▶ **YOUR TASK**:
Scan the entries for the word "screenshot" and return every line that has it.

== RECORDS FOR THIS TASK ==

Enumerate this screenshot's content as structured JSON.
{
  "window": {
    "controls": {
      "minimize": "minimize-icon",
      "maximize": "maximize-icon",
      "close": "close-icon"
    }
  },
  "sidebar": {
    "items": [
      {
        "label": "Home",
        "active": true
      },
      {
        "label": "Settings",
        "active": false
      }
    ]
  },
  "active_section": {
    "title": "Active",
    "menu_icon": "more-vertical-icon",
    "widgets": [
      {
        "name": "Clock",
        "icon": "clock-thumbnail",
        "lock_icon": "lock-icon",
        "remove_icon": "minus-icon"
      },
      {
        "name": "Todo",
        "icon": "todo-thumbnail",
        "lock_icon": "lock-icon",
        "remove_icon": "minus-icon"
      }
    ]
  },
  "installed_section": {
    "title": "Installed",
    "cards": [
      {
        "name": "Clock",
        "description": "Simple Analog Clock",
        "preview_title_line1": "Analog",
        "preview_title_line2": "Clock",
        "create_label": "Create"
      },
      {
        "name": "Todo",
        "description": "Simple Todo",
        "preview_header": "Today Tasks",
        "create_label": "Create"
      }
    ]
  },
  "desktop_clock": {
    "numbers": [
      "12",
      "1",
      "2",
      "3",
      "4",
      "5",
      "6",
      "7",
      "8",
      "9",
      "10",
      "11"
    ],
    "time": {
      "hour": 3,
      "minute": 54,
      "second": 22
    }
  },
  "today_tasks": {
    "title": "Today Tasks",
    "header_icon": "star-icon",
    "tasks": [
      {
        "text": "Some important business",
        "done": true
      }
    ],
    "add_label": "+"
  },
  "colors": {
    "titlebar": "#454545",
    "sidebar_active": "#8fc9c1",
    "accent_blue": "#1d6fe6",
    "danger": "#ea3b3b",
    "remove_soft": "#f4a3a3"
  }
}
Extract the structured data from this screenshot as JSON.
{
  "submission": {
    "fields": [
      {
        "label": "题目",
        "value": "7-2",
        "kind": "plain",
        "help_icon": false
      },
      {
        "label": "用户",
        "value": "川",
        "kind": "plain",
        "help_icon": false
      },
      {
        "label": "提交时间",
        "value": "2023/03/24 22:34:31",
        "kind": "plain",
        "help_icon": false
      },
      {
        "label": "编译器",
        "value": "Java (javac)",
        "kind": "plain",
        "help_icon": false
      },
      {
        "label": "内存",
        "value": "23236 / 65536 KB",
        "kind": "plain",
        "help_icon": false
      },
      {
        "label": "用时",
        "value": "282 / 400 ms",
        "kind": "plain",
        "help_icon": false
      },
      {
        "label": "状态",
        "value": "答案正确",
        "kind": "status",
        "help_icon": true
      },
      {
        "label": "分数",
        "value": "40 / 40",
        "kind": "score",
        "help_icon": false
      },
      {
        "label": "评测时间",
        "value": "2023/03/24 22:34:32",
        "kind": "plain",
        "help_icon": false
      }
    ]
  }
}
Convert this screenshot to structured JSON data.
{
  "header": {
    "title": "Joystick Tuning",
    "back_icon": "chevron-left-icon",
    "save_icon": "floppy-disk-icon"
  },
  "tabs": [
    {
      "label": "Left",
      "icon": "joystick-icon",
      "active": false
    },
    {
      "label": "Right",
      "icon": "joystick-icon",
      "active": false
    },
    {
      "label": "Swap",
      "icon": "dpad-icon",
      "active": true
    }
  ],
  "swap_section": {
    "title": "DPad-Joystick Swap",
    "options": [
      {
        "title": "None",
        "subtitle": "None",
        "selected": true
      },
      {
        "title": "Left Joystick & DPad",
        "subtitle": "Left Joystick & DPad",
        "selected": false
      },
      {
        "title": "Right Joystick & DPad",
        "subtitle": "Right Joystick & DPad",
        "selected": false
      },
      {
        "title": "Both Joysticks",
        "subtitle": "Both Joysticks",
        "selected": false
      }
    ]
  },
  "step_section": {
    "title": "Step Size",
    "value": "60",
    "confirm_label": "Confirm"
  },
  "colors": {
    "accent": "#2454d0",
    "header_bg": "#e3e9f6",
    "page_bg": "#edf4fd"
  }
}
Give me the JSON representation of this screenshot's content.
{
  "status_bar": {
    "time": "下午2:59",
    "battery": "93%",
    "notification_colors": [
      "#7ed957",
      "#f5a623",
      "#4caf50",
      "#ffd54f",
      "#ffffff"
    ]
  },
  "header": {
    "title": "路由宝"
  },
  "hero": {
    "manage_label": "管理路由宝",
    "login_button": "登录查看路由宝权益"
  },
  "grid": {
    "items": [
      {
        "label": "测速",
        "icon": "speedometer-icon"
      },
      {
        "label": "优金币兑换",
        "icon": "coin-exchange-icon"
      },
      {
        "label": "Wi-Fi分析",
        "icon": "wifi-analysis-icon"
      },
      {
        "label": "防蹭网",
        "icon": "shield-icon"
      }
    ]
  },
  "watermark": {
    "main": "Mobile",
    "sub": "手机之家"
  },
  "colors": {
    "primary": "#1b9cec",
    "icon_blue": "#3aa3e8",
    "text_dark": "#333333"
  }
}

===

▶ **ANSWER BOX**:
Enumerate this screenshot's content as structured JSON.
Extract the structured data from this screenshot as JSON.
Convert this screenshot to structured JSON data.
Give me the JSON representation of this screenshot's content.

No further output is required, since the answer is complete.